ASSIGNMENT:
Only the count is needed. Count the lines below with the word "应用版本号" in them.

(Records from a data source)
===
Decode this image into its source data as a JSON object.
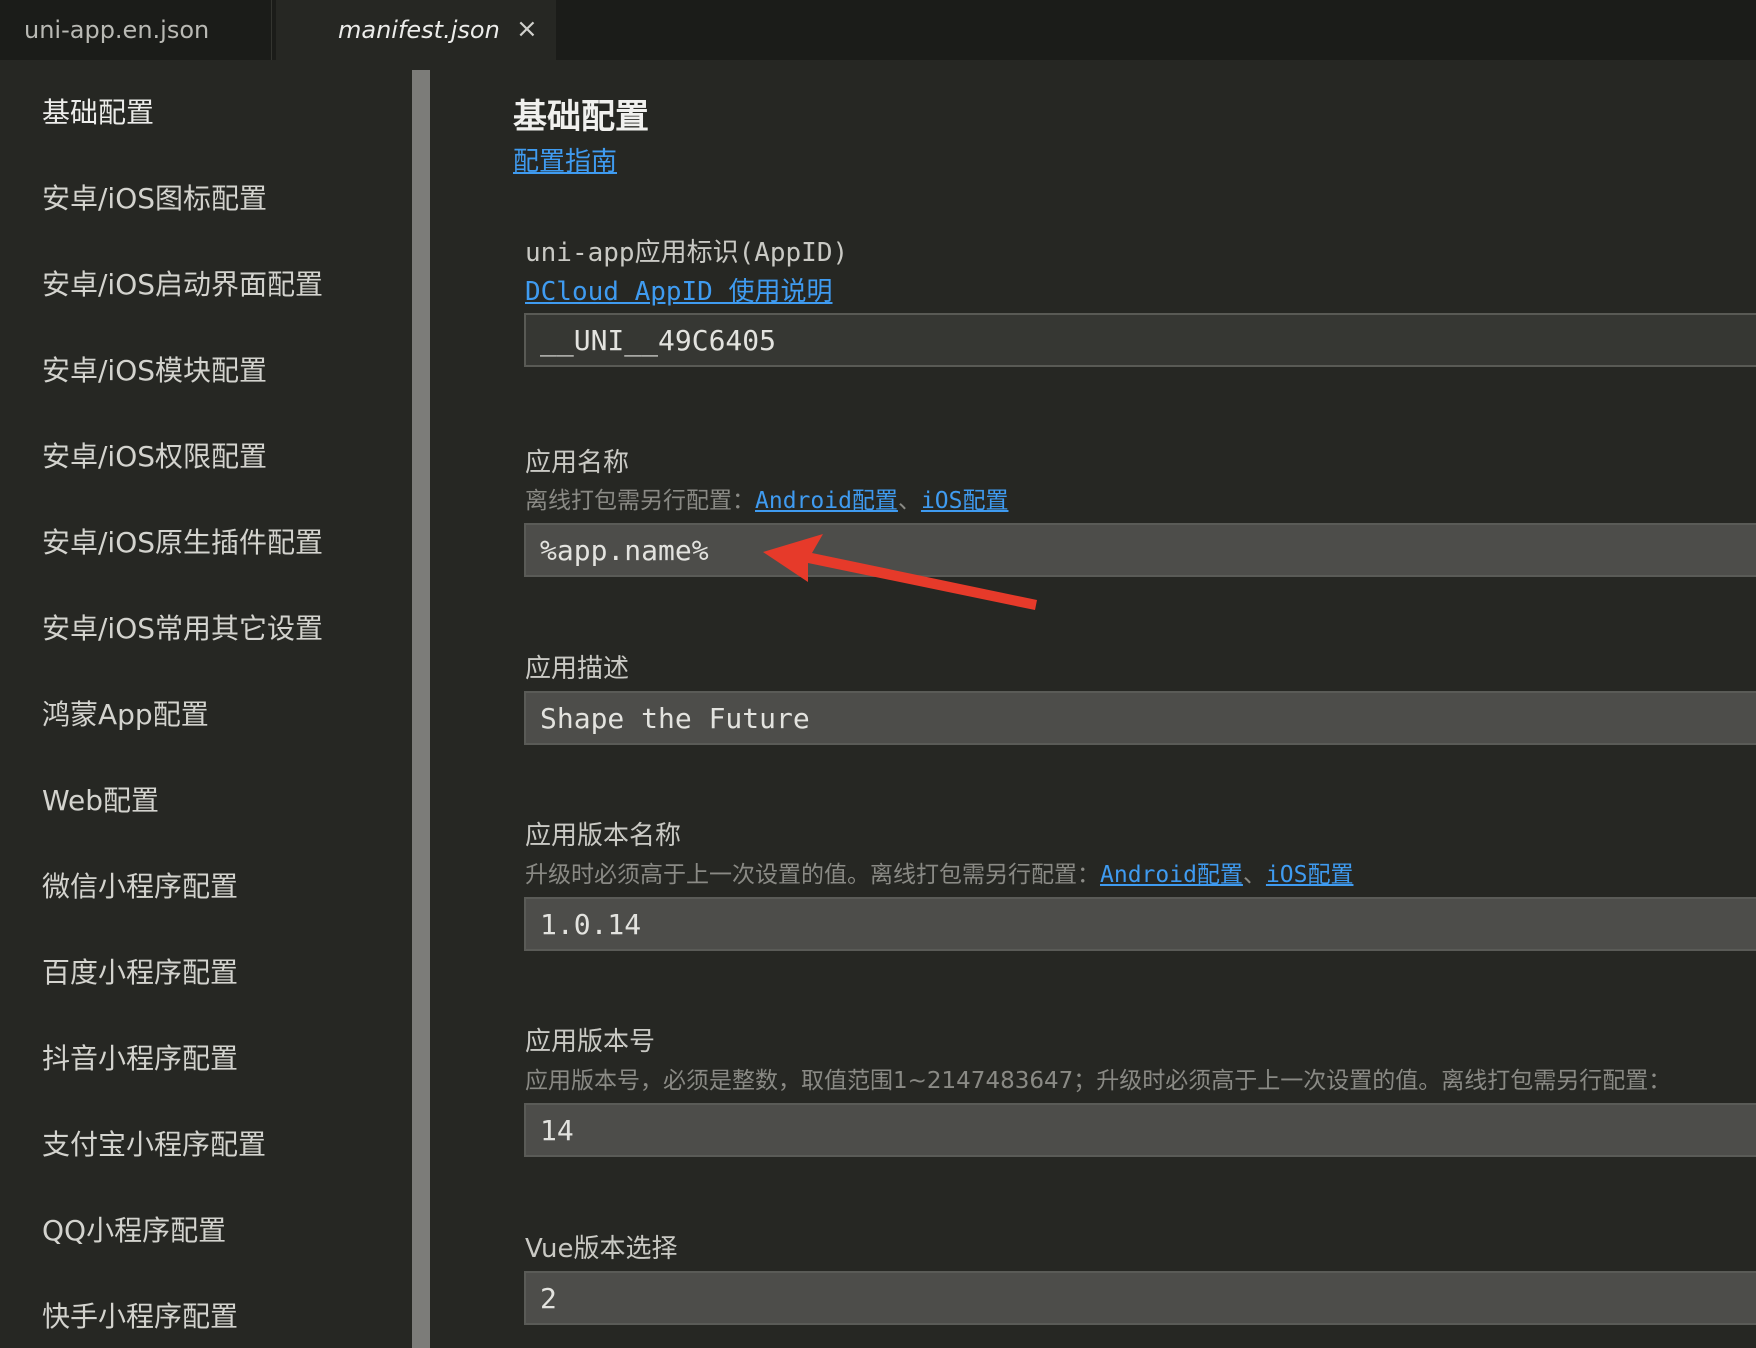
{
  "tabs": [
    {
      "label": "uni-app.en.json"
    },
    {
      "label": "manifest.json",
      "close": "×"
    }
  ],
  "sidebar": {
    "items": [
      {
        "label": "基础配置"
      },
      {
        "label": "安卓/iOS图标配置"
      },
      {
        "label": "安卓/iOS启动界面配置"
      },
      {
        "label": "安卓/iOS模块配置"
      },
      {
        "label": "安卓/iOS权限配置"
      },
      {
        "label": "安卓/iOS原生插件配置"
      },
      {
        "label": "安卓/iOS常用其它设置"
      },
      {
        "label": "鸿蒙App配置"
      },
      {
        "label": "Web配置"
      },
      {
        "label": "微信小程序配置"
      },
      {
        "label": "百度小程序配置"
      },
      {
        "label": "抖音小程序配置"
      },
      {
        "label": "支付宝小程序配置"
      },
      {
        "label": "QQ小程序配置"
      },
      {
        "label": "快手小程序配置"
      }
    ]
  },
  "main": {
    "title": "基础配置",
    "guide_link": "配置指南",
    "appid": {
      "label": "uni-app应用标识(AppID)",
      "link": "DCloud AppID 使用说明",
      "value": "__UNI__49C6405"
    },
    "app_name": {
      "label": "应用名称",
      "hint": "离线打包需另行配置：",
      "android_link": "Android配置",
      "sep": "、",
      "ios_link": "iOS配置",
      "value": "%app.name%"
    },
    "app_desc": {
      "label": "应用描述",
      "value": "Shape the Future"
    },
    "version_name": {
      "label": "应用版本名称",
      "hint": "升级时必须高于上一次设置的值。离线打包需另行配置：",
      "android_link": "Android配置",
      "sep": "、",
      "ios_link": "iOS配置",
      "value": "1.0.14"
    },
    "version_code": {
      "label": "应用版本号",
      "hint": "应用版本号，必须是整数，取值范围1~2147483647；升级时必须高于上一次设置的值。离线打包需另行配置：",
      "value": "14"
    },
    "vue_version": {
      "label": "Vue版本选择",
      "value": "2"
    }
  },
  "colors": {
    "background": "#262723",
    "link": "#3f9bf0",
    "annotation_arrow": "#e63a2a"
  }
}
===
TASK OUTPUT:
2